Note: This story has been updated to include the latest forecast information.
With temperatures in the 50s Sunday and total snowfall of less than three inches during the winter of 2022-2023 so far, anyone feeling skeptical about a Monday night weather forecast that includes a chance of frozen precipitation could easily be forgiven.
Potentially hazardous winter weather, however, is exactly what meteorologists are calling for across the Lehigh Valley and elsewhere.
The National Weather Service has issued a winter weather advisory for Northampton County from 5 p.m. Monday until 10 a.m. Tuesday for mixed precipitation including snow and freezing rain. The advisory also includes Carbon County in the Poconos and Warren County in New Jersey. A separate advisory for Lehigh, Upper Bucks and Somerset (N.J.) counties is in effect from 5 p.m. Monday until 5 a.m. Tuesday.
According to accompanying statements issued with the advisories, total snow accumulations in Northampton County could be in the 3 to 6 inch range while accumulations in Lehigh County will be in the 2 to 4 inch range, with snowfall rates in excess of “one inch per hour at times” possible Monday night. Further north, in Monroe County, a winter storm warning is in effect for up to 8 inches of snow.
In the Lehigh Valley freezing rain that results in a light glaze on roadways, sidewalks and other surfaces could result in slippery travel conditions, especially during the Monday evening and Tuesday morning commutes, the NWS said.

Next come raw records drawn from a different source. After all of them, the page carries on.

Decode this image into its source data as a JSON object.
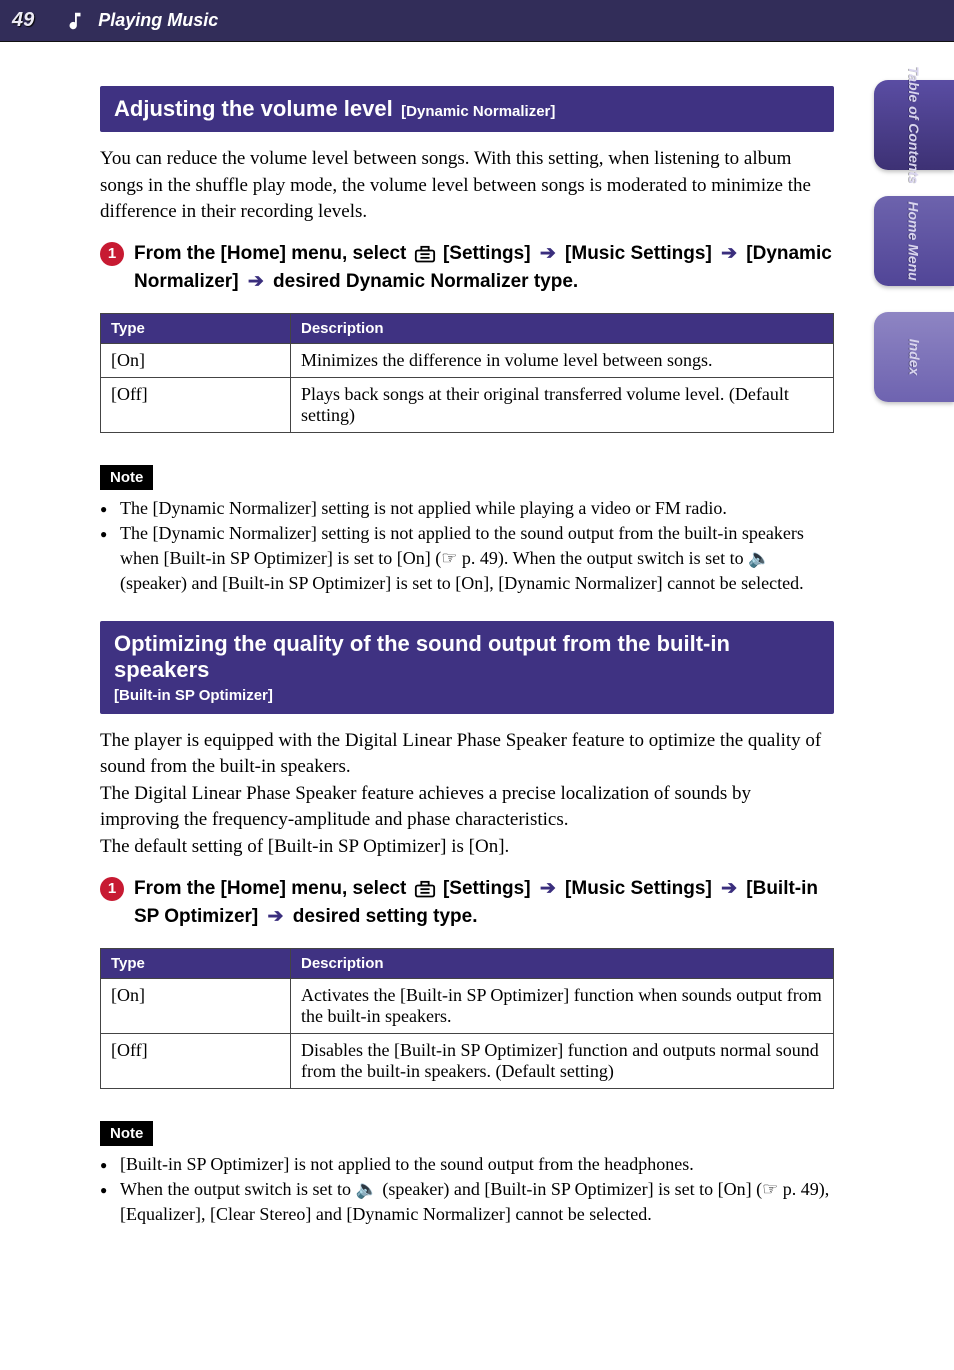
{
  "header": {
    "page_number": "49",
    "icon": "music-note-icon",
    "section_title": "Playing Music"
  },
  "side_tabs": [
    {
      "label": "Table of\nContents"
    },
    {
      "label": "Home\nMenu"
    },
    {
      "label": "Index"
    }
  ],
  "sections": [
    {
      "bar_title": "Adjusting the volume level",
      "bar_sub": "[Dynamic Normalizer]",
      "multiline_bar": false,
      "intro": "You can reduce the volume level between songs. With this setting, when listening to album songs in the shuffle play mode, the volume level between songs is moderated to minimize the difference in their recording levels.",
      "step": {
        "num": "1",
        "segments": [
          {
            "t": "From the [Home] menu, select "
          },
          {
            "icon": "settings-case-icon"
          },
          {
            "t": " [Settings] "
          },
          {
            "arrow": true
          },
          {
            "t": " [Music Settings] "
          },
          {
            "arrow": true
          },
          {
            "t": " [Dynamic Normalizer] "
          },
          {
            "arrow": true
          },
          {
            "t": " desired Dynamic Normalizer type."
          }
        ]
      },
      "table": {
        "headers": [
          "Type",
          "Description"
        ],
        "rows": [
          [
            "[On]",
            "Minimizes the difference in volume level between songs."
          ],
          [
            "[Off]",
            "Plays back songs at their original transferred volume level. (Default setting)"
          ]
        ]
      },
      "note_label": "Note",
      "notes": [
        "The [Dynamic Normalizer] setting is not applied while playing a video or FM radio.",
        "The [Dynamic Normalizer] setting is not applied to the sound output from the built-in speakers when [Built-in SP Optimizer] is set to [On] (☞ p. 49). When the output switch is set to 🔈 (speaker) and [Built-in SP Optimizer] is set to [On], [Dynamic Normalizer] cannot be selected."
      ]
    },
    {
      "bar_title": "Optimizing the quality of the sound output from the built-in speakers",
      "bar_sub": "[Built-in SP Optimizer]",
      "multiline_bar": true,
      "intro": "The player is equipped with the Digital Linear Phase Speaker feature to optimize the quality of sound from the built-in speakers.\nThe Digital Linear Phase Speaker feature achieves a precise localization of sounds by improving the frequency-amplitude and phase characteristics.\nThe default setting of [Built-in SP Optimizer] is [On].",
      "step": {
        "num": "1",
        "segments": [
          {
            "t": "From the [Home] menu, select "
          },
          {
            "icon": "settings-case-icon"
          },
          {
            "t": " [Settings] "
          },
          {
            "arrow": true
          },
          {
            "t": " [Music Settings] "
          },
          {
            "arrow": true
          },
          {
            "t": " [Built-in SP Optimizer] "
          },
          {
            "arrow": true
          },
          {
            "t": " desired setting type."
          }
        ]
      },
      "table": {
        "headers": [
          "Type",
          "Description"
        ],
        "rows": [
          [
            "[On]",
            "Activates the [Built-in SP Optimizer] function when sounds output from the built-in speakers."
          ],
          [
            "[Off]",
            "Disables the [Built-in SP Optimizer] function and outputs normal sound from the built-in speakers. (Default setting)"
          ]
        ]
      },
      "note_label": "Note",
      "notes": [
        "[Built-in SP Optimizer] is not applied to the sound output from the headphones.",
        "When the output switch is set to 🔈 (speaker) and [Built-in SP Optimizer] is set to [On] (☞ p. 49), [Equalizer], [Clear Stereo] and [Dynamic Normalizer] cannot be selected."
      ]
    }
  ]
}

Rain or sleet could also mix in at times.
According to the NWS’s latest forecast for Allentown, Monday night’s low will be 31 degrees, or just below the freezing mark.
Tuesday’s high temperature will be in the low 40s and highs on Wednesday and Thursday will return to the 50s, forecasters say, so any snow that does accumulate is likely to disappear rather quickly.
The winter of 2022-2023 has not only been one of the least snowy, but also one of the mildest on record at Allentown, with temperatures averaging nearly nine degrees above normal in January.
With a brief but severe cold snap early in the month, February has been a bit cooler, but the average temperature to date is still nearly five degrees above the historic average.
Whether March brings a return to colder, snowier conditions more typical of winter in eastern Pennsylvania remains to be seen, but with time running out on the seasonal calendar, if there is more winter weather in store for the region it will likely be fleeting in nature.